Problem requirements:
If a line of the data below holds the word "meaning", list it.

# # #

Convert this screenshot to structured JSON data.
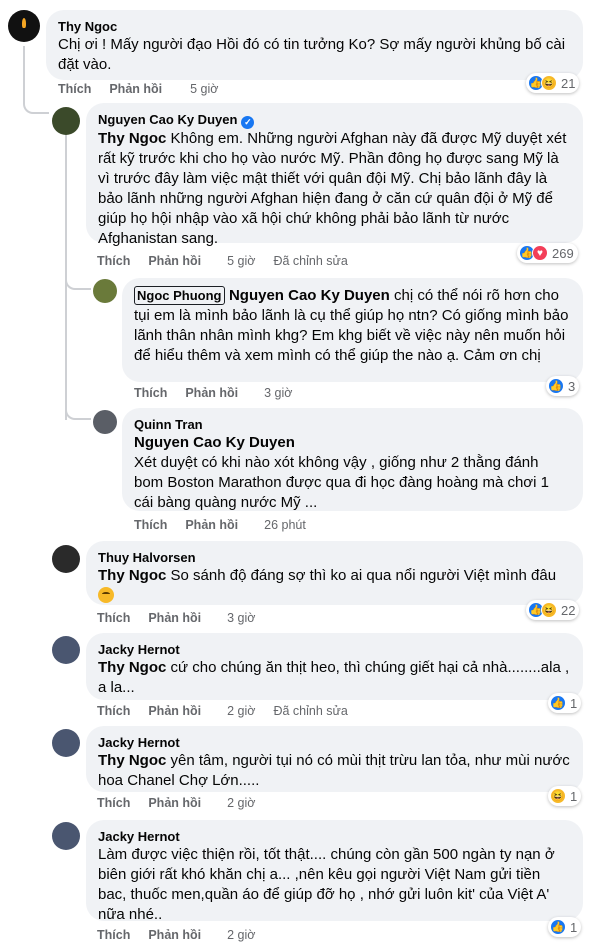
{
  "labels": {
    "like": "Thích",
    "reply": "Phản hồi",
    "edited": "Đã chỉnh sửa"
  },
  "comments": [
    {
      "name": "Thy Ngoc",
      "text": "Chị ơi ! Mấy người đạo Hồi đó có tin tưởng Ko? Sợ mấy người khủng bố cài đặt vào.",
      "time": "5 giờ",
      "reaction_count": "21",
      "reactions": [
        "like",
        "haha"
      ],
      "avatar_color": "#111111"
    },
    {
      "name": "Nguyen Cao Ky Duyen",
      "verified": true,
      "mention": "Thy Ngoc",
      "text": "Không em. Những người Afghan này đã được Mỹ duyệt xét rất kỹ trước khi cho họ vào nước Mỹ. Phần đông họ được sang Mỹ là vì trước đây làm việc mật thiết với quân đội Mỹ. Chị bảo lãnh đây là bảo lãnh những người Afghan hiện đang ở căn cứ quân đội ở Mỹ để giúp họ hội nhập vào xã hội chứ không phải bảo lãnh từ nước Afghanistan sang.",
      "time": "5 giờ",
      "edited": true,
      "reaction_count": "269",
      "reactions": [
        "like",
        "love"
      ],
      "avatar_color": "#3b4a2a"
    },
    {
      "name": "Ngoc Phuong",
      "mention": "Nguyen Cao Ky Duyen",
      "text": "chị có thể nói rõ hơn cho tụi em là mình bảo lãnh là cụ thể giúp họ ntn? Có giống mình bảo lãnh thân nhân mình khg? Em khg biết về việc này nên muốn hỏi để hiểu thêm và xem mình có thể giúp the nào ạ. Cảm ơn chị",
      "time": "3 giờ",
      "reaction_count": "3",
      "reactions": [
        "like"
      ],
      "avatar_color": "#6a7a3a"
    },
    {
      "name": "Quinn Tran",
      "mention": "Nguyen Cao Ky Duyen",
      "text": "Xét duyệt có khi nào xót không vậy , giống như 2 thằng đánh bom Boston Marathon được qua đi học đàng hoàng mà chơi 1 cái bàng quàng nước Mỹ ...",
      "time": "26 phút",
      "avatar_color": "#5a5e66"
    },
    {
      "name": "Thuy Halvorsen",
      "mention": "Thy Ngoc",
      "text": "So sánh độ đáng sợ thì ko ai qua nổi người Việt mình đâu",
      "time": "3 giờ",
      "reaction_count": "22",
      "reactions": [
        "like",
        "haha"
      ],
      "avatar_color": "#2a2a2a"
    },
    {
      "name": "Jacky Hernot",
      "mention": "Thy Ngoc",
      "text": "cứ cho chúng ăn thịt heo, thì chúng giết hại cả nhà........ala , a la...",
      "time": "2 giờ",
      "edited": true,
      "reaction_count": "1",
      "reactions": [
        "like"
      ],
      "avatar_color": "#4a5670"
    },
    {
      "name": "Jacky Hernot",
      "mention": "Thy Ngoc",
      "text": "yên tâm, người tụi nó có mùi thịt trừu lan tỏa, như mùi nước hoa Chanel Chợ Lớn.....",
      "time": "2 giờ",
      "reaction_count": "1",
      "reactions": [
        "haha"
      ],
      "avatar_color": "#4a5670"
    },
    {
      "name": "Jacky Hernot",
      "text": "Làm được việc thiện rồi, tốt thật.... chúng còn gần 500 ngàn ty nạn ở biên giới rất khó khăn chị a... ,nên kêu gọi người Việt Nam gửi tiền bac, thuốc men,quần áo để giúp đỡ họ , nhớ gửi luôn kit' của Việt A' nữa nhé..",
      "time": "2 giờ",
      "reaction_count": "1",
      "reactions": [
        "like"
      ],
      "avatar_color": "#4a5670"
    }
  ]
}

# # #

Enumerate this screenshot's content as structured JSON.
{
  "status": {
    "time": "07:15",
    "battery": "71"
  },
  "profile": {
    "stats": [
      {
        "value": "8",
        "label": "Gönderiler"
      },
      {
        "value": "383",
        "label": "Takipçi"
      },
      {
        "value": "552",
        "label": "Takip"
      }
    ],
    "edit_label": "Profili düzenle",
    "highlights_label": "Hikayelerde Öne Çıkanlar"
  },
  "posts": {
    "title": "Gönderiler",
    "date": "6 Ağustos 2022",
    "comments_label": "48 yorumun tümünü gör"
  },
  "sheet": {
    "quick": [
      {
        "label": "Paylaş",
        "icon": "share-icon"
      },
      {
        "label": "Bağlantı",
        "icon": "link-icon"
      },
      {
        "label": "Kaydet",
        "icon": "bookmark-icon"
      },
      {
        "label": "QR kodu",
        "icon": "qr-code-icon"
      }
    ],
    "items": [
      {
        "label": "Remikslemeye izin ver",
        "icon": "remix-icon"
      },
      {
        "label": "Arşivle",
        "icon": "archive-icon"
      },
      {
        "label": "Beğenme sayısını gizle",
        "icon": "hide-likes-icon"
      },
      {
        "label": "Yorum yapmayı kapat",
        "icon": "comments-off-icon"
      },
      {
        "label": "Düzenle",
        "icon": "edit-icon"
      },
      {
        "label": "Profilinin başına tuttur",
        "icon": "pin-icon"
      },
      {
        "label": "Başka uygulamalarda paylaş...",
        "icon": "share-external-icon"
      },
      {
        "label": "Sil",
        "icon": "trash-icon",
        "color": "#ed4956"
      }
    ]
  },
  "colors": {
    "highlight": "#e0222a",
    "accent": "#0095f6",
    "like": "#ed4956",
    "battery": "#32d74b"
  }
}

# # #

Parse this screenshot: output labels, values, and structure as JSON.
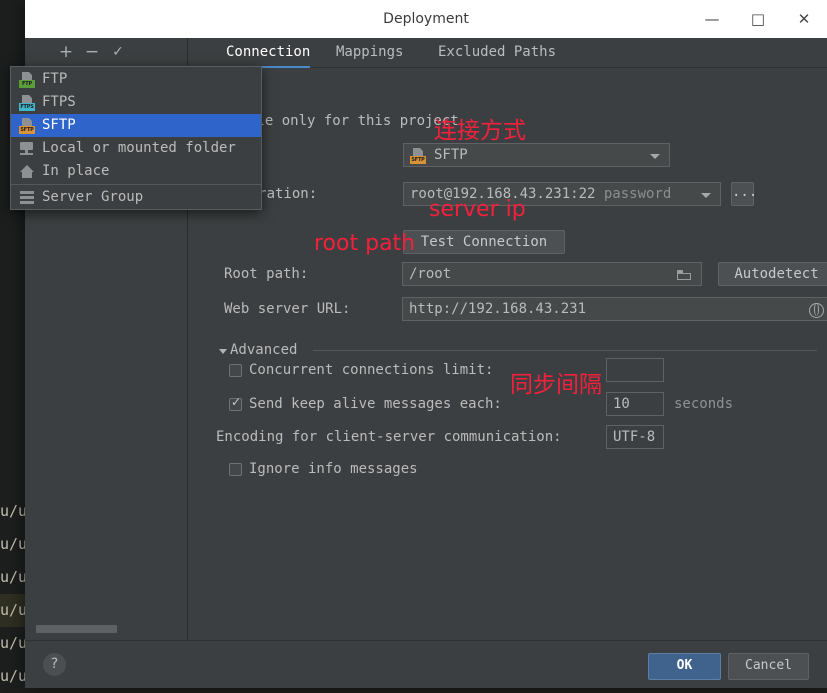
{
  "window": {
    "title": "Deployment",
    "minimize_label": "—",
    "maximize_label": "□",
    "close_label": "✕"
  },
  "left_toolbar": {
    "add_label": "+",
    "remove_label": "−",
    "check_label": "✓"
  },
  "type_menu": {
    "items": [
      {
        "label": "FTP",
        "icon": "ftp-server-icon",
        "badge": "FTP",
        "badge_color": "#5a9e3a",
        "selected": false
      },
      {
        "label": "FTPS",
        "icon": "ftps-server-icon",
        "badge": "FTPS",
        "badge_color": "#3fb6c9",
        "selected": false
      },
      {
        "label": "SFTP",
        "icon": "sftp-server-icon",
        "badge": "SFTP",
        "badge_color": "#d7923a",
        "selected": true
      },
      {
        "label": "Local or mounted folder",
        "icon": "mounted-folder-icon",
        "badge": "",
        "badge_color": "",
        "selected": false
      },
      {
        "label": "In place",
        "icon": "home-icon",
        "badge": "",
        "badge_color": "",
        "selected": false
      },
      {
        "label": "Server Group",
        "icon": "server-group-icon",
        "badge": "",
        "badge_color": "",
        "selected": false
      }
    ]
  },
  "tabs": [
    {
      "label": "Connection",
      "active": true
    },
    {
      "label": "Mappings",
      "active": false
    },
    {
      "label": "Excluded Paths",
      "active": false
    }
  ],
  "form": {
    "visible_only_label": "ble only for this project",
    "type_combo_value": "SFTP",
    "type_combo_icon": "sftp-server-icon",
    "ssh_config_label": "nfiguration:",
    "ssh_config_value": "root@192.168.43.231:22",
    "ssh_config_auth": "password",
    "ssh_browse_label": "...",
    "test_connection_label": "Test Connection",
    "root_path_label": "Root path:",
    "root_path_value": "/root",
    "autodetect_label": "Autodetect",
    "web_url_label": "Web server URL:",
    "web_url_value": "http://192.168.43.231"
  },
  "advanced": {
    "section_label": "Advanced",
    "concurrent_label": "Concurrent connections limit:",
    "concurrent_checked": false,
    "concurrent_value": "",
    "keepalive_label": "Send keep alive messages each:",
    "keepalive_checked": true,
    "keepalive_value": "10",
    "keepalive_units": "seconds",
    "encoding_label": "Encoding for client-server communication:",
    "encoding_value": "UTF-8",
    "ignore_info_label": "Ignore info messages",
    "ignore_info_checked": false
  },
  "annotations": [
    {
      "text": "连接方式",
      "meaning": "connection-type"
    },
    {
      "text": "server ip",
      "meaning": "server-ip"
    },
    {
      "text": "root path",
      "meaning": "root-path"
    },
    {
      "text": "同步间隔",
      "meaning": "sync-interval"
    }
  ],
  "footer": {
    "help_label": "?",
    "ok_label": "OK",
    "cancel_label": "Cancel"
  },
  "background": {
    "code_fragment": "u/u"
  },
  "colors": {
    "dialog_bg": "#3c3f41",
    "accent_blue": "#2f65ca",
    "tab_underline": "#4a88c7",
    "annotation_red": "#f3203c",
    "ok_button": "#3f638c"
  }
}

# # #

Result of the exercise:
      "meaning": "connection-type"
      "meaning": "server-ip"
      "meaning": "root-path"
      "meaning": "sync-interval"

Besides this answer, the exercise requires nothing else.